WARSAW, Poland (AP) — Poland’s government on Friday accepted a compromise candidate as the new director of Warsaw’s landmark Jewish museum, ending a long impasse that had raised concerns over the popular institution’s future.
The POLIN Museum of the History of Polish Jews has been without a permanent director for nearly a year. Showcasing the 1,000-year Jewish presence in Polish lands, it is one of Poland’s most-visited museums and among the world’s leading Jewish museums.
The Culture Ministry said in a statement that it agreed to approve a three-year term for Zygmunt Stepinski, formerly the deputy director and since last February, the acting director.
The decision ends a standoff with the two other co-founders of the museum, the city of Warsaw and a private Jewish historical association, who had both fought to keep its previous director, Dariusz Stola.

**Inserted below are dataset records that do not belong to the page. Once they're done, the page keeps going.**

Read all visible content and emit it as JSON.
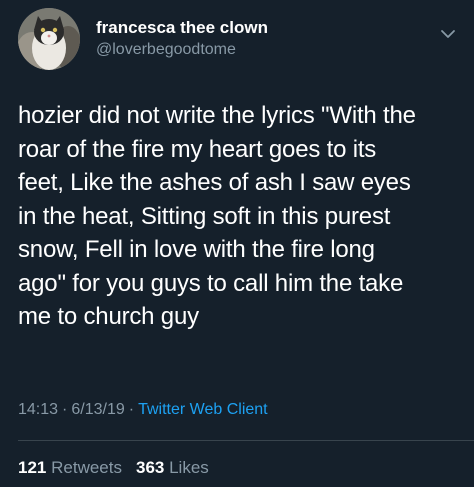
{
  "user": {
    "display_name": "francesca thee clown",
    "handle": "@loverbegoodtome",
    "avatar_icon": "cat-avatar-icon"
  },
  "tweet": {
    "lines": [
      "hozier did not write the lyrics \"With the",
      "roar of the fire my heart goes to its",
      "feet, Like the ashes of ash I saw eyes",
      "in the heat, Sitting soft in this purest",
      "snow, Fell in love with the fire long",
      "ago\" for you guys to call him the take",
      "me to church guy"
    ]
  },
  "meta": {
    "time": "14:13",
    "separator": "·",
    "date": "6/13/19",
    "client": "Twitter Web Client"
  },
  "stats": {
    "retweets_count": "121",
    "retweets_label": "Retweets",
    "likes_count": "363",
    "likes_label": "Likes"
  },
  "colors": {
    "background": "#15202b",
    "secondary_text": "#8899a6",
    "link": "#1da1f2",
    "divider": "#38444d"
  }
}
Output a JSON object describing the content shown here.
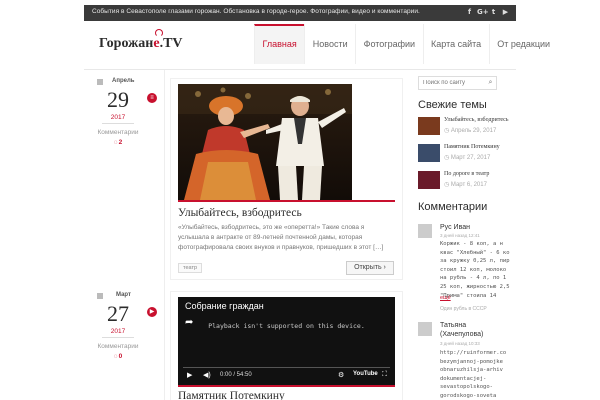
{
  "topbar": {
    "tagline": "События в Севастополе глазами горожан. Обстановка в городе-герое. Фотографии, видео и комментарии.",
    "social": [
      "f",
      "G+",
      "t",
      "▶"
    ]
  },
  "logo": {
    "main": "Горожан",
    "accent": "е",
    "suffix": ".TV"
  },
  "nav": {
    "items": [
      "Главная",
      "Новости",
      "Фотографии",
      "Карта сайта",
      "От редакции"
    ]
  },
  "posts": [
    {
      "month": "Апрель",
      "day": "29",
      "year": "2017",
      "comments_label": "Комментарии",
      "comments_count": "2",
      "title": "Улыбайтесь, взбодритесь",
      "excerpt": "«Улыбайтесь, взбодритесь, это же «оперетта!» Такие слова я услышала в антракте от 89-летней почтенной дамы, которая фотографировала своих внуков и правнуков, пришедших в этот […]",
      "tag": "театр",
      "open_label": "Открыть"
    },
    {
      "month": "Март",
      "day": "27",
      "year": "2017",
      "comments_label": "Комментарии",
      "comments_count": "0",
      "title": "Памятник Потемкину",
      "video_title": "Собрание граждан",
      "video_message": "Playback isn't supported on this device.",
      "video_time": "0:00 / 54:50",
      "video_brand": "YouTube"
    }
  ],
  "sidebar": {
    "search_placeholder": "Поиск по сайту",
    "recent_title": "Свежие темы",
    "recent": [
      {
        "title": "Улыбайтесь, взбодритесь",
        "date": "Апрель 29, 2017"
      },
      {
        "title": "Памятник Потемкину",
        "date": "Март 27, 2017"
      },
      {
        "title": "По дороге в театр",
        "date": "Март 6, 2017"
      }
    ],
    "comments_title": "Комментарии",
    "comments": [
      {
        "name": "Рус Иван",
        "when": "3 дней назад 12:41",
        "lines": [
          "Коржик - 8 коп, а н",
          "квас \"Хлебный\" - 6 ко",
          "за кружку 0,25 л, пир",
          "стоил 12 коп, молоко",
          "на рубль - 4 л, по 1",
          "25 коп, жирностью 2,5",
          "\"Прима\" стоила 14"
        ],
        "more": "ещё",
        "where": "Один рубль в СССР"
      },
      {
        "name": "Татьяна",
        "name2": "(Хачепулова)",
        "when": "3 дней назад 10:33",
        "lines": [
          "http://ruinformer.co",
          "bezymjannoj-pomojke",
          "obnaruzhilsja-arhiv",
          "dokumentacjej-",
          "sevastopolskogo-",
          "gorodskogo-soveta"
        ]
      }
    ]
  },
  "colors": {
    "accent": "#c8102e",
    "topbar": "#3a3a3a"
  }
}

The government, however, opposed Stola because they believed he had been too openly critical of its policies.
The city of Warsaw, led by a liberal mayor, and the Jewish association proposed Stepinski as a compromise after realizing the government would not back down.

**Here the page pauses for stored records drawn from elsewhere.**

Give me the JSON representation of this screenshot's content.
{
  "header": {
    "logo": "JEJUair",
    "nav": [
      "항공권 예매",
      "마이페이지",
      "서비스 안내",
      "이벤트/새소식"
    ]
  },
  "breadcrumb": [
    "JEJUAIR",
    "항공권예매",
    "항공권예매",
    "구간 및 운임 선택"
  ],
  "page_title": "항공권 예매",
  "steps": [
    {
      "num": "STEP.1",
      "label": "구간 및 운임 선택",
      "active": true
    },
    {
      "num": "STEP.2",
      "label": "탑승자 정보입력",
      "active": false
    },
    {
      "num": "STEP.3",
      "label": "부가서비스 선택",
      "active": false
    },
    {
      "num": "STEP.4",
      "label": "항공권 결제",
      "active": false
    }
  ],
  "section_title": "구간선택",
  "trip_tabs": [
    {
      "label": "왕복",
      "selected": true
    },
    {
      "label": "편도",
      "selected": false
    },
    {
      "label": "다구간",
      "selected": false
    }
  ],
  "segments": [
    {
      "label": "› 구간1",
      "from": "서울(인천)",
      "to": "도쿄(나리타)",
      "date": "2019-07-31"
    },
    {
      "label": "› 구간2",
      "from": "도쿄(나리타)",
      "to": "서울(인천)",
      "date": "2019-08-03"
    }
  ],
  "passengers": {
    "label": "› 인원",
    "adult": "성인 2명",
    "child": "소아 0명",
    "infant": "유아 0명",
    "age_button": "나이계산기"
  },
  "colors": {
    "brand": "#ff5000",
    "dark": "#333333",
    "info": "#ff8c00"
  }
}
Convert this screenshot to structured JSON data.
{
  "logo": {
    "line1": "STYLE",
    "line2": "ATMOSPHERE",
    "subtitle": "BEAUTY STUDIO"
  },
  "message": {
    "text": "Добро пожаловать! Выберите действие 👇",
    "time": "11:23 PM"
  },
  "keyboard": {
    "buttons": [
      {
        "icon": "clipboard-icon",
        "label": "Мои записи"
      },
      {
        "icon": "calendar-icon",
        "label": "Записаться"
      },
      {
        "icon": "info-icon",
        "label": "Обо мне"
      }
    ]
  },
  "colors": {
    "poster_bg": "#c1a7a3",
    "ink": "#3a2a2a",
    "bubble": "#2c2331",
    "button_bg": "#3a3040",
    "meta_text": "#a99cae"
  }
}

Stepinski “has many years of experience in the field of management, including in the field of cultural institutions, he enjoys the trust of the team and the museum’s donors and Jewish communities in Poland and abroad,” said Warsaw mayor Rafal Trzaskowski and Piotr Wislicki, the head of the Association of the Jewish Historical Institute, which represents private donors.

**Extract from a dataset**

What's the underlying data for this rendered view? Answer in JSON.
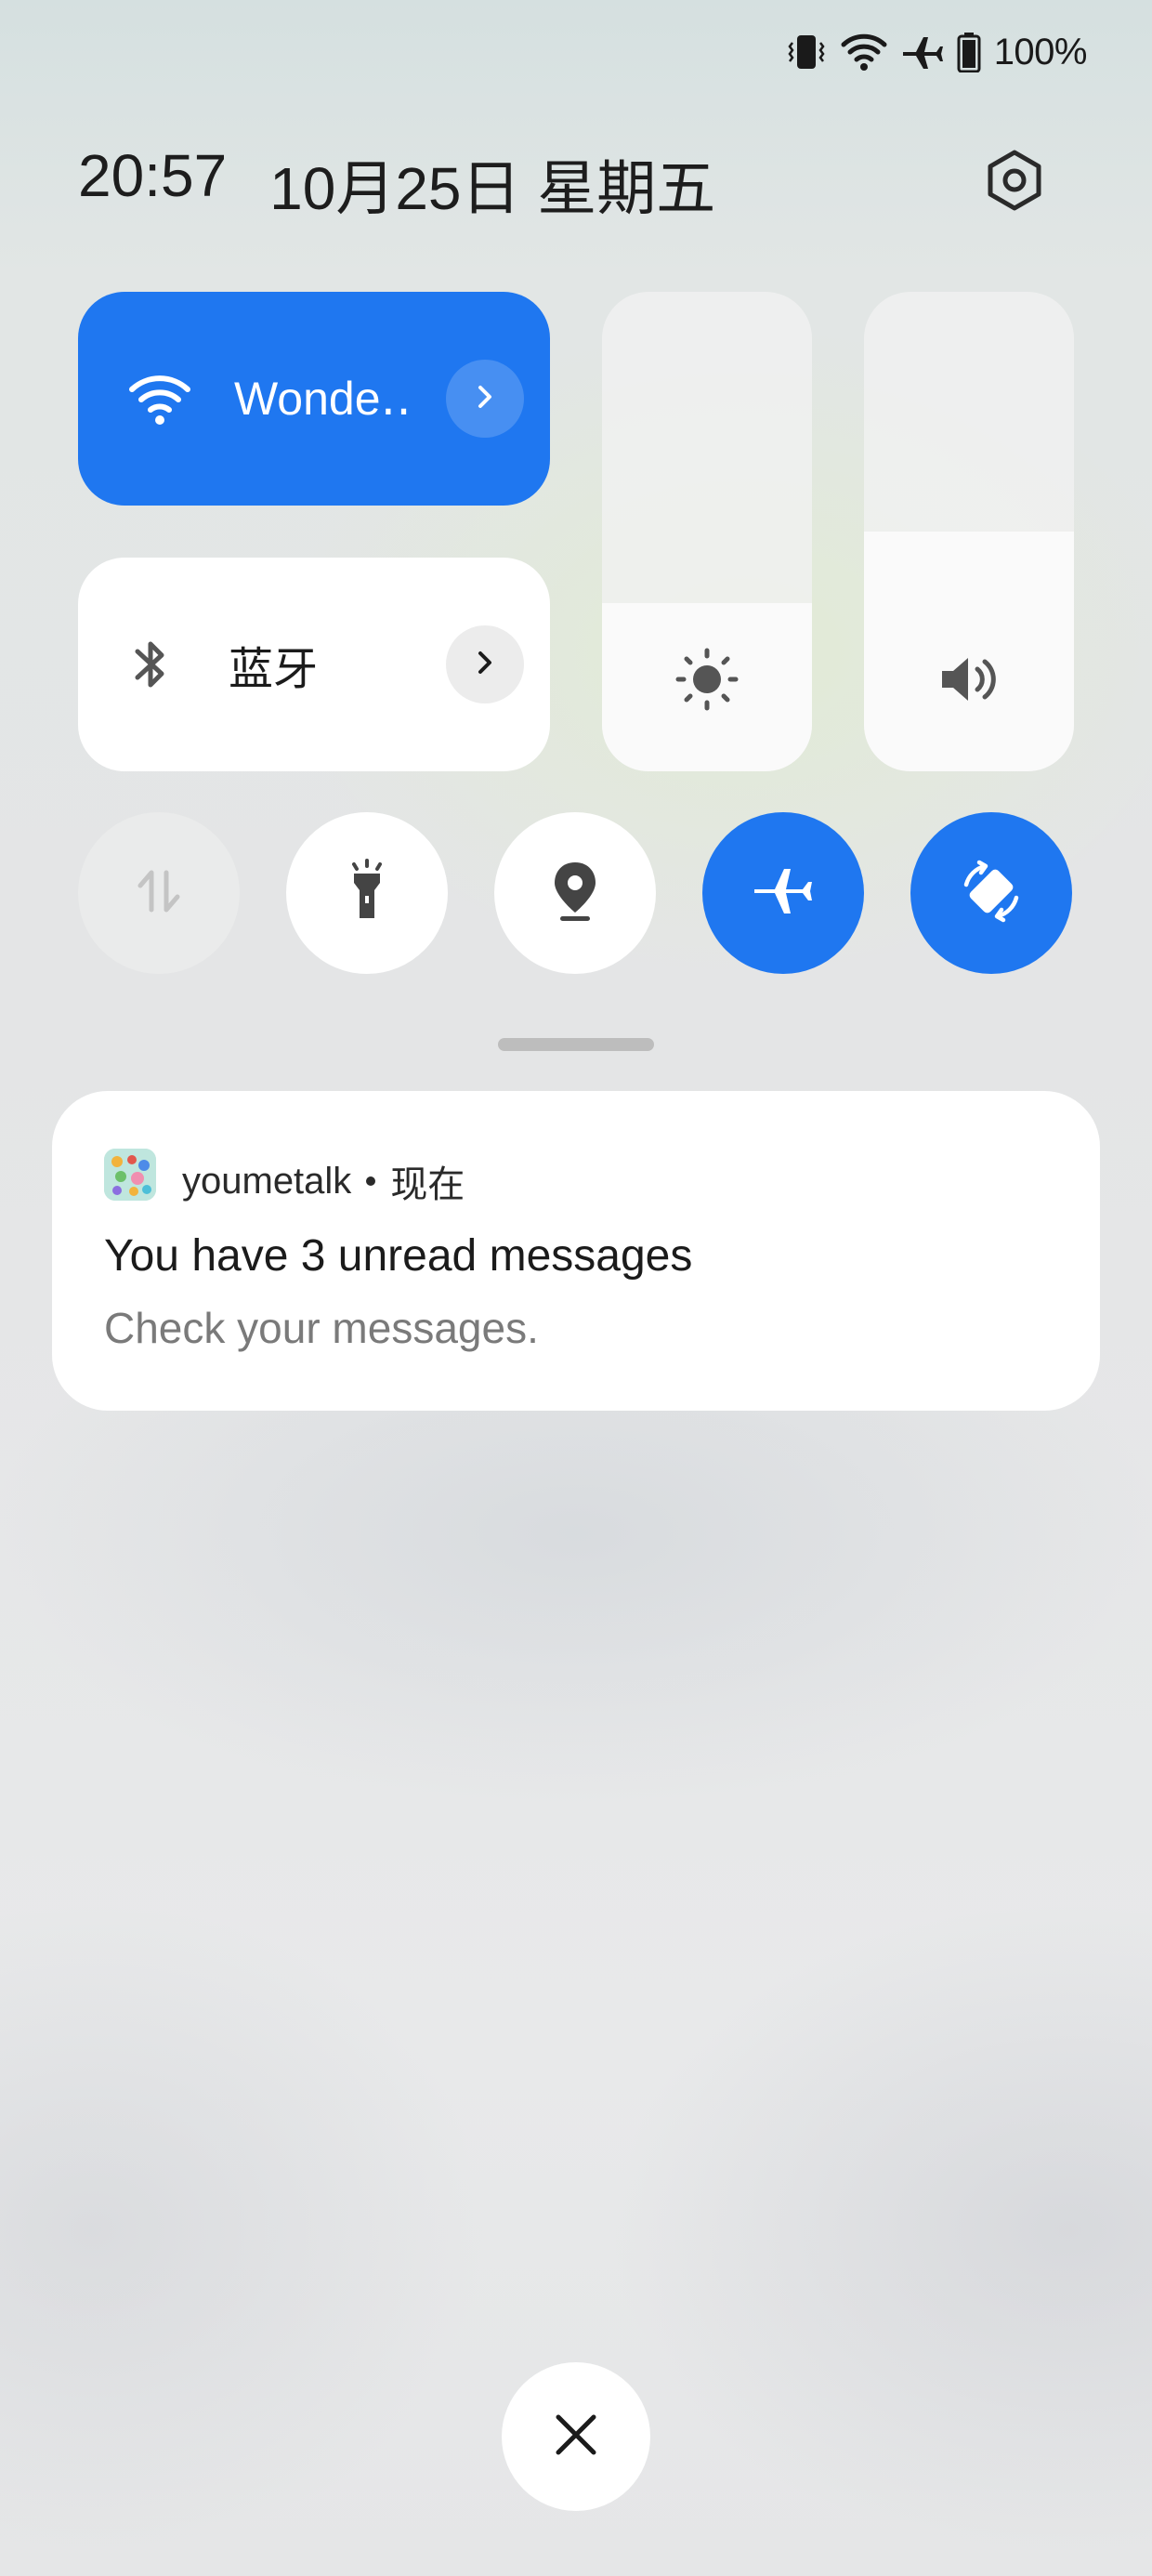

Stola guided the museum from the opening of its permanent exhibition in 2014 until February 2019, a time in which it won multiple international awards. He was highly valued by private museum donors.
Though Stola won a competition last May for a second term, Culture Minister Piotr Glinski refused to re-appoint him. That left the museum under the management of Stepinski since then but his interim tenure by law must expire on Feb. 22, adding urgency to finding a resolution.
With that deadline approaching, Stola agreed earlier this week to step aside. He said he was acting to prevent any damage to the institution, though he insisted it was his legal right to be director and said the government had “false pretexts” against him.
The museum’s creation was long hailed as a sign of how Poland, after throwing off communism, sought to embrace its former multicultural past and celebrate its centuries-old Jewish civilization.
The recent conflict over its leadership reflected how much has changed under a populist government willing to flout democratic norms — in this case its obligation to abide by the results of the competition that Stola won — and snub international partners.
The greatest concern had been whether the museum would be able to independently decide on its programming under a conservative and nationalist government that has been placing loyalists at the helm of museums and other cultural institutes.